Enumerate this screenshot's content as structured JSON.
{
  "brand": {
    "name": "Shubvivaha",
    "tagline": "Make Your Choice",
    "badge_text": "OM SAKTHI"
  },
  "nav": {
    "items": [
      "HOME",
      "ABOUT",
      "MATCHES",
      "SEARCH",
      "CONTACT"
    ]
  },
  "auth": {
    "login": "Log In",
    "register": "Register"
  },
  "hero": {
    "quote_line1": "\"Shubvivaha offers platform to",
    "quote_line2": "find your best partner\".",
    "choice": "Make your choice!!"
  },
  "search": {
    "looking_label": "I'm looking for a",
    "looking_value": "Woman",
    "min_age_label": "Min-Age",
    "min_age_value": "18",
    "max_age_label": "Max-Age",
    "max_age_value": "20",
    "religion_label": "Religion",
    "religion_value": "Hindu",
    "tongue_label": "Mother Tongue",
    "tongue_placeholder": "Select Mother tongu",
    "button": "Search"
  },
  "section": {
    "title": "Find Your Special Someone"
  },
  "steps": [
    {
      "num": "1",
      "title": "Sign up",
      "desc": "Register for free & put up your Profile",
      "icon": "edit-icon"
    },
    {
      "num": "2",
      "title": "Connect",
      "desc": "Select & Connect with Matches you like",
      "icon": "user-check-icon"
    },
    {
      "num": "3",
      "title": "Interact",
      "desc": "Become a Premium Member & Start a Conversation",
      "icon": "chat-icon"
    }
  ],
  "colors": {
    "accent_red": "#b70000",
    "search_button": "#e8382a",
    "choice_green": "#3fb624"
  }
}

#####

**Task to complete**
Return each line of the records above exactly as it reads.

**Expected output**
Enumerate this screenshot's content as structured JSON.
{
  "brand": {
    "name": "Shubvivaha",
    "tagline": "Make Your Choice",
    "badge_text": "OM SAKTHI"
  },
  "nav": {
    "items": [
      "HOME",
      "ABOUT",
      "MATCHES",
      "SEARCH",
      "CONTACT"
    ]
  },
  "auth": {
    "login": "Log In",
    "register": "Register"
  },
  "hero": {
    "quote_line1": "\"Shubvivaha offers platform to",
    "quote_line2": "find your best partner\".",
    "choice": "Make your choice!!"
  },
  "search": {
    "looking_label": "I'm looking for a",
    "looking_value": "Woman",
    "min_age_label": "Min-Age",
    "min_age_value": "18",
    "max_age_label": "Max-Age",
    "max_age_value": "20",
    "religion_label": "Religion",
    "religion_value": "Hindu",
    "tongue_label": "Mother Tongue",
    "tongue_placeholder": "Select Mother tongu",
    "button": "Search"
  },
  "section": {
    "title": "Find Your Special Someone"
  },
  "steps": [
    {
      "num": "1",
      "title": "Sign up",
      "desc": "Register for free & put up your Profile",
      "icon": "edit-icon"
    },
    {
      "num": "2",
      "title": "Connect",
      "desc": "Select & Connect with Matches you like",
      "icon": "user-check-icon"
    },
    {
      "num": "3",
      "title": "Interact",
      "desc": "Become a Premium Member & Start a Conversation",
      "icon": "chat-icon"
    }
  ],
  "colors": {
    "accent_red": "#b70000",
    "search_button": "#e8382a",
    "choice_green": "#3fb624"
  }
}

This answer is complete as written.